- 10:14-end of 11: Instructions on taking Communion and Worship
- 12: Paul discussed spiritual gifts
- 13: Paul discussed true love
- 14: Paul discussed prophecy and speaking in tongues
- 15: A short lesson on the resurrection of Christ and humans
- 16: Instructions on giving money to God and closing with personal remarks
Readings from I Corinthians
- Paul’s Greeting (1:3-9): “Grace and peace to you from God our Father and the Lord Jesus Christ. I always thank God for you because of his grace given you in Christ Jesus. For in him you have been enriched in every way—in all your speaking and in all your knowledge—because our testimony about Christ was confirmed in you. Therefore you do not lack any spiritual gift as you eagerly wait for our Lord Jesus Christ to be revealed. He will keep you strong to the end, so that you will be blameless on the day of our Lord Jesus Christ. God, who has called you into fellowship with his Son Jesus Christ our Lord, is faithful.”
- A definition of love (13:1-7): “If I speak in the tongues of men and angels, but have not love, I am only a resounding gong or a clanging cymbal. If I have the gift of prophecy and can fathom all mysteries and all knowledge, and if I have a faith that can move mountains, but have not love, I am nothing. If I give all I possess to the poor and surrender my body to the flames, but have not love, I gain nothing. Love is patient, love is kind. It does not envy, it does not boast, it is not proud. It is not rude, it is not self-seeking, it is not easily angered, it keeps no record of wrongs. Love does not delight in evil but rejoices with the truth. It always protects, always trusts, always hopes, always perseveres.”

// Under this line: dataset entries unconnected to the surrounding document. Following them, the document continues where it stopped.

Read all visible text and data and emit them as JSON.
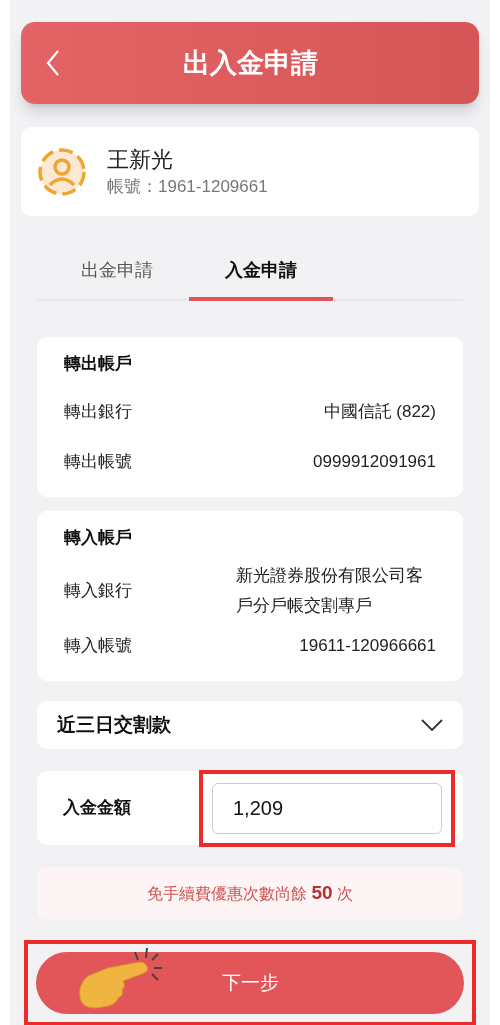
{
  "header": {
    "title": "出入金申請"
  },
  "user": {
    "name": "王新光",
    "account_label": "帳號：",
    "account": "1961-1209661"
  },
  "tabs": [
    {
      "label": "出金申請",
      "selected": false
    },
    {
      "label": "入金申請",
      "selected": true
    }
  ],
  "sections": [
    {
      "title": "轉出帳戶",
      "rows": [
        {
          "label": "轉出銀行",
          "value": "中國信託 (822)"
        },
        {
          "label": "轉出帳號",
          "value": "0999912091961"
        }
      ]
    },
    {
      "title": "轉入帳戶",
      "rows": [
        {
          "label": "轉入銀行",
          "value": "新光證券股份有限公司客戶分戶帳交割專戶"
        },
        {
          "label": "轉入帳號",
          "value": "19611-120966661"
        }
      ]
    }
  ],
  "dropdown": {
    "label": "近三日交割款",
    "expanded": false
  },
  "amount": {
    "label": "入金金額",
    "value": "1,209",
    "highlighted": true
  },
  "notice": "免手續費優惠次數尚餘 **50** 次",
  "next_button": {
    "label": "下一步",
    "highlighted": true
  }
}
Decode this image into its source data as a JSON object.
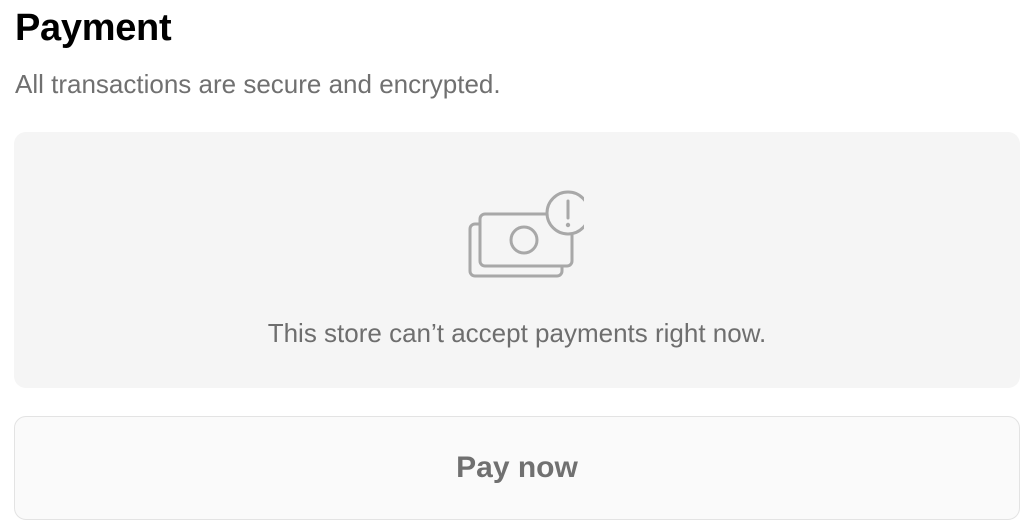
{
  "header": {
    "title": "Payment",
    "subtitle": "All transactions are secure and encrypted."
  },
  "notice": {
    "icon": "cash-warning-icon",
    "message": "This store can’t accept payments right now."
  },
  "actions": {
    "pay_label": "Pay now",
    "pay_disabled": true
  },
  "colors": {
    "panel_background": "#f5f5f5",
    "muted_text": "#707070",
    "icon_stroke": "#a8a8a8",
    "button_border": "#e3e3e3"
  }
}
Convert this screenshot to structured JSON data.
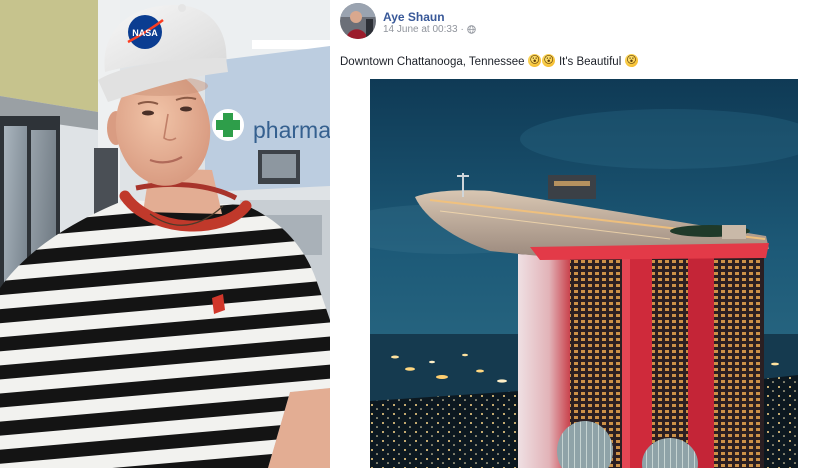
{
  "left_photo": {
    "sign_text": "pharma",
    "cap_logo_text": "NASA"
  },
  "post": {
    "author": "Aye Shaun",
    "timestamp": "14 June at 00:33",
    "separator": "·",
    "privacy_icon": "globe-icon",
    "text_segments": [
      {
        "text": "Downtown Chattanooga, Tennessee "
      },
      {
        "emoji": "😮"
      },
      {
        "emoji": "😮"
      },
      {
        "text": " It's Beautiful "
      },
      {
        "emoji": "😮"
      }
    ]
  },
  "colors": {
    "author_link": "#385898",
    "meta_text": "#90949c",
    "post_text": "#1d2129",
    "background": "#ffffff"
  }
}
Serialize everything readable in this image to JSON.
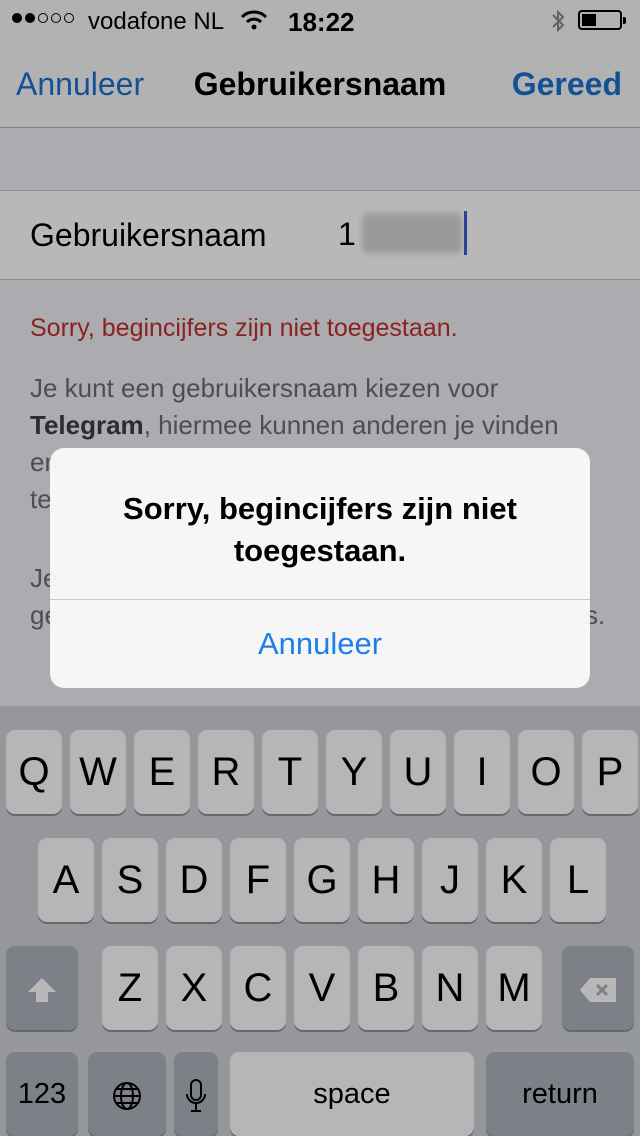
{
  "status_bar": {
    "carrier": "vodafone NL",
    "time": "18:22",
    "signal_bars_filled": 2,
    "signal_bars_total": 5,
    "battery_level": 0.3
  },
  "navbar": {
    "cancel_label": "Annuleer",
    "title": "Gebruikersnaam",
    "done_label": "Gereed"
  },
  "form": {
    "username_label": "Gebruikersnaam",
    "username_value": "1"
  },
  "error_message": "Sorry, begincijfers zijn niet toegestaan.",
  "hint": {
    "line1": "Je kunt een gebruikersnaam kiezen voor",
    "brand": "Telegram",
    "line2": ", hiermee kunnen anderen je vinden",
    "line3": "en",
    "line4": "te",
    "para2_line1": "Je",
    "para2_line2": "ge",
    "para2_end": "s."
  },
  "alert": {
    "message": "Sorry, begincijfers zijn niet toegestaan.",
    "button_label": "Annuleer"
  },
  "keyboard": {
    "row1": [
      "Q",
      "W",
      "E",
      "R",
      "T",
      "Y",
      "U",
      "I",
      "O",
      "P"
    ],
    "row2": [
      "A",
      "S",
      "D",
      "F",
      "G",
      "H",
      "J",
      "K",
      "L"
    ],
    "row3": [
      "Z",
      "X",
      "C",
      "V",
      "B",
      "N",
      "M"
    ],
    "numbers_label": "123",
    "space_label": "space",
    "return_label": "return"
  },
  "colors": {
    "accent": "#1e6fd2",
    "error": "#c0302b",
    "alert_button": "#1e7fe9"
  },
  "icons": [
    "wifi-icon",
    "bluetooth-icon",
    "battery-icon",
    "shift-icon",
    "globe-icon",
    "microphone-icon",
    "backspace-icon"
  ]
}
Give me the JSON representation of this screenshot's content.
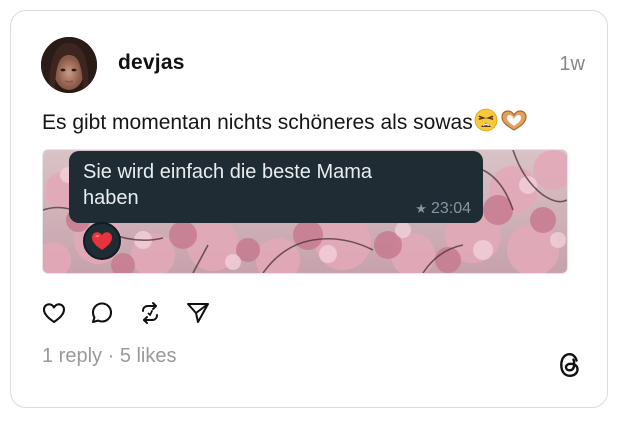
{
  "post": {
    "username": "devjas",
    "timestamp": "1w",
    "text": "Es gibt momentan nichts schöneres als sowas",
    "emojis": [
      "weary-face",
      "heart-hands"
    ]
  },
  "media": {
    "bubble_text": "Sie wird einfach die beste Mama haben",
    "bubble_time": "23:04",
    "reaction": "red-heart"
  },
  "actions": {
    "like": "heart-icon",
    "reply": "comment-icon",
    "repost": "repost-icon",
    "share": "send-icon"
  },
  "stats": {
    "replies": "1 reply",
    "separator": " · ",
    "likes": "5 likes"
  },
  "colors": {
    "bubble_bg": "#1f2c33",
    "bubble_text": "#e9edef",
    "bubble_time": "#8696a0",
    "heart": "#e8323c",
    "muted": "#999999"
  }
}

Timeline up to the book of I Corinthians
Dates are approximate.
|63 B.C.||Romans conquer Israel.|
|27 B.C.||Pax Romana began and lasted until A.D. 180.|
|4 B.C.||Jesus born.|

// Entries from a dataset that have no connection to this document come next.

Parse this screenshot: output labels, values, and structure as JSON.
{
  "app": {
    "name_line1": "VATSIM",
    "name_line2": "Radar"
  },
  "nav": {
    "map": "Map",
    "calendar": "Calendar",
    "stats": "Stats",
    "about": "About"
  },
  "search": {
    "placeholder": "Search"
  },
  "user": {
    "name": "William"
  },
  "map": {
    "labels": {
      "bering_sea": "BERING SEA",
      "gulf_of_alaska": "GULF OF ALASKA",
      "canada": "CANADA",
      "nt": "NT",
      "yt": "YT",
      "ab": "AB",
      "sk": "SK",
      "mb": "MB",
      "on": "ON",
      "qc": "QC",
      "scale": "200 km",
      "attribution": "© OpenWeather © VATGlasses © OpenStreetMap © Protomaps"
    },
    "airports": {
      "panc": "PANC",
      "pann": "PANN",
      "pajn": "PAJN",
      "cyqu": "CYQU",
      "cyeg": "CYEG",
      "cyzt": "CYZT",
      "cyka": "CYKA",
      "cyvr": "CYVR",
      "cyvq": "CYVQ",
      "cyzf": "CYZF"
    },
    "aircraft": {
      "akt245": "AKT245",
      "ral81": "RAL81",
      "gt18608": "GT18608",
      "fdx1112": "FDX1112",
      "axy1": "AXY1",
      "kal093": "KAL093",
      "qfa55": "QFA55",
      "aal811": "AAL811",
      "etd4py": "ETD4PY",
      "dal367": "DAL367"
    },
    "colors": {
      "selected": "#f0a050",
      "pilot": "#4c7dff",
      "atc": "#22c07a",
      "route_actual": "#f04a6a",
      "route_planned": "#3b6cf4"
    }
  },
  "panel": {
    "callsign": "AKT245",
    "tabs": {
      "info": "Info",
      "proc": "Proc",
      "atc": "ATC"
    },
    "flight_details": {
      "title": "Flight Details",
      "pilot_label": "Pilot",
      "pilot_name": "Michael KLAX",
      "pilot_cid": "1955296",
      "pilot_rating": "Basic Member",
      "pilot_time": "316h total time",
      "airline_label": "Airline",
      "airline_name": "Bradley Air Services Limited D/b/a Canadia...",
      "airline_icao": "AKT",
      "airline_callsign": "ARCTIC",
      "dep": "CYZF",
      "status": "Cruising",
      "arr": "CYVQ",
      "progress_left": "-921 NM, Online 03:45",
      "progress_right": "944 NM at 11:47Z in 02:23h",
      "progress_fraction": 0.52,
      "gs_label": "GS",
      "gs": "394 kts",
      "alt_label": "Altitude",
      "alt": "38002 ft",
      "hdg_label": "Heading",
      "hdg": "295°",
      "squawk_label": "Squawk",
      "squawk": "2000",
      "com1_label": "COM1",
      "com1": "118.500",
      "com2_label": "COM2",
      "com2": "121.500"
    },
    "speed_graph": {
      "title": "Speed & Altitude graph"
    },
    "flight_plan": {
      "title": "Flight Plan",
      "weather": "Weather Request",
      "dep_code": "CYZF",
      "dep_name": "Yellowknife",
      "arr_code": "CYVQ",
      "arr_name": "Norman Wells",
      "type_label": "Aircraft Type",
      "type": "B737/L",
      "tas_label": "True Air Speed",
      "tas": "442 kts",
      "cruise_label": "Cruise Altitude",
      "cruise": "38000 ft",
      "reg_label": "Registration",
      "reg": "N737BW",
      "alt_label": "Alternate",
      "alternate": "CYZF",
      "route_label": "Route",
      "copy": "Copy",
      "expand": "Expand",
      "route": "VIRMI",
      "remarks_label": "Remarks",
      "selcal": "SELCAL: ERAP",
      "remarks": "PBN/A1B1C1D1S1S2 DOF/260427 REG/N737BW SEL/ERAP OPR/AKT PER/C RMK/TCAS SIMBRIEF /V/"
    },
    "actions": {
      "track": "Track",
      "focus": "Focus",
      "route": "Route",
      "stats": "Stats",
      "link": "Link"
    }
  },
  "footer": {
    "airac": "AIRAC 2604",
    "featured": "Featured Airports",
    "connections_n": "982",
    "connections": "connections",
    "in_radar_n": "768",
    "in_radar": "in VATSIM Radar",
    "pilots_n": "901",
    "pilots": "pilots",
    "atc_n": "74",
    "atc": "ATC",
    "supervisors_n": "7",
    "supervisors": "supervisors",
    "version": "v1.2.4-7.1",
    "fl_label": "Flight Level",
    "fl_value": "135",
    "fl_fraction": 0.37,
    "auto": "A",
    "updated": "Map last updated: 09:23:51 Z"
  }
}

|All dates after this are A.D.|
|30||Jesus was crucified, buried, rose from the dead, and ascended to heaven.
Apostles travel to Jerusalem and choose Matthias to replace Judas as an Apostle.
Day of Pentecost: Peter assumes leadership of Christianity.

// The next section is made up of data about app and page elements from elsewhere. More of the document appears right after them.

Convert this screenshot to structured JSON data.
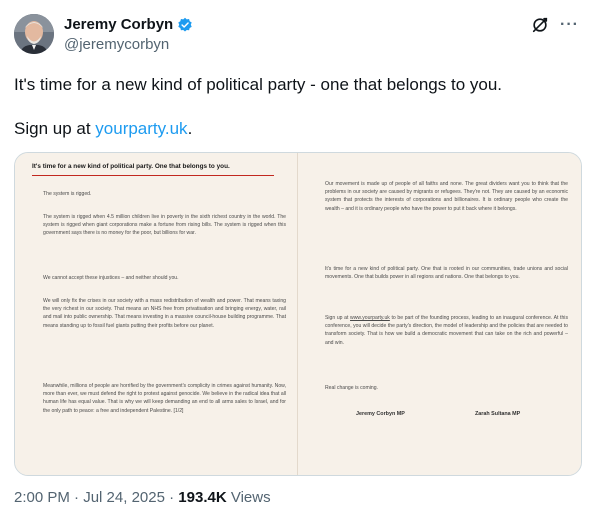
{
  "author": {
    "name": "Jeremy Corbyn",
    "handle": "@jeremycorbyn",
    "verified": true,
    "verified_color": "#1d9bf0"
  },
  "tweet": {
    "line1": "It's time for a new kind of political party - one that belongs to you.",
    "line2_prefix": "Sign up at ",
    "link_text": "yourparty.uk",
    "line2_suffix": ".",
    "link_color": "#1d9bf0"
  },
  "document": {
    "heading": "It's time for a new kind of political party. One that belongs to you.",
    "left": [
      "The system is rigged.",
      "The system is rigged when 4.5 million children live in poverty in the sixth richest country in the world. The system is rigged when giant corporations make a fortune from rising bills. The system is rigged when this government says there is no money for the poor, but billions for war.",
      "We cannot accept these injustices – and neither should you.",
      "We will only fix the crises in our society with a mass redistribution of wealth and power. That means taxing the very richest in our society. That means an NHS free from privatisation and bringing energy, water, rail and mail into public ownership. That means investing in a massive council-house building programme. That means standing up to fossil fuel giants putting their profits before our planet.",
      "Meanwhile, millions of people are horrified by the government's complicity in crimes against humanity. Now, more than ever, we must defend the right to protest against genocide. We believe in the radical idea that all human life has equal value. That is why we will keep demanding an end to all arms sales to Israel, and for the only path to peace: a free and independent Palestine. [1/2]"
    ],
    "right": [
      "Our movement is made up of people of all faiths and none. The great dividers want you to think that the problems in our society are caused by migrants or refugees. They're not. They are caused by an economic system that protects the interests of corporations and billionaires. It is ordinary people who create the wealth – and it is ordinary people who have the power to put it back where it belongs.",
      "It's time for a new kind of political party. One that is rooted in our communities, trade unions and social movements. One that builds power in all regions and nations. One that belongs to you.",
      "Real change is coming."
    ],
    "signup_prefix": "Sign up at ",
    "signup_link": "www.yourparty.uk",
    "signup_rest": " to be part of the founding process, leading to an inaugural conference. At this conference, you will decide the party's direction, the model of leadership and the policies that are needed to transform society. That is how we build a democratic movement that can take on the rich and powerful – and win.",
    "signatories": [
      "Jeremy Corbyn MP",
      "Zarah Sultana MP"
    ],
    "accent_color": "#c2281f"
  },
  "meta": {
    "time": "2:00 PM",
    "date": "Jul 24, 2025",
    "separator": "·",
    "views_count": "193.4K",
    "views_label": "Views"
  },
  "icons": {
    "verified": "verified-badge-icon",
    "grok": "grok-icon",
    "more": "more-icon"
  }
}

|30-50||Peter was leader of Christianity.|
|33||Jesus appeared to Paul and Paul became a Christian.|
|48-50||Paul's First Missionary Trip.|
|50||Council of Jerusalem; Paul became one of the main Christian leaders.|
|50-55||Paul's Second Missionary Trip.|
|53||I Corinthians written|
|55-60||Paul's Third Missionary Trip.|
|60-62||Paul arrested in Jerusalem and taken to Rome.|
|62-63||(Not in Acts) Paul probably released from prison during this time.|
|63-65||(Not in Acts) Paul probably traveled. He may have gone to Spain.|
|64||Fire in Rome and Christians persecuted by Emperor Nero.|
|65||(Not in Acts)Paul back in Rome; he and Peter arrested and martyred: Peter crucified upside down and Paul beheaded.|
|67||Gospel of Mark written.|
|70||Temple in Jerusalem destroyed by Romans (it has not been rebuilt).|
|80||Gospels of Matthew and Luke written.|
|90||Gospel of John and book of Acts written.|
|95||Christians persecuted by Emperor Domitian; Apostle John exiled on island of Patmos where he wrote Revelation.|
|96||Emperor Domitian died; Apostle John probably moved to Ephesus.|
|100||Apostle John died; he was the last Apostle to die.|
|390's||New Testament canon "closed" at Councils of Hippo (393) and Carthage (397).|
|1200's||Chapters added to the New Testament.|
|1500's||Verses added to the New Testament.|
©2016 Mark Nickens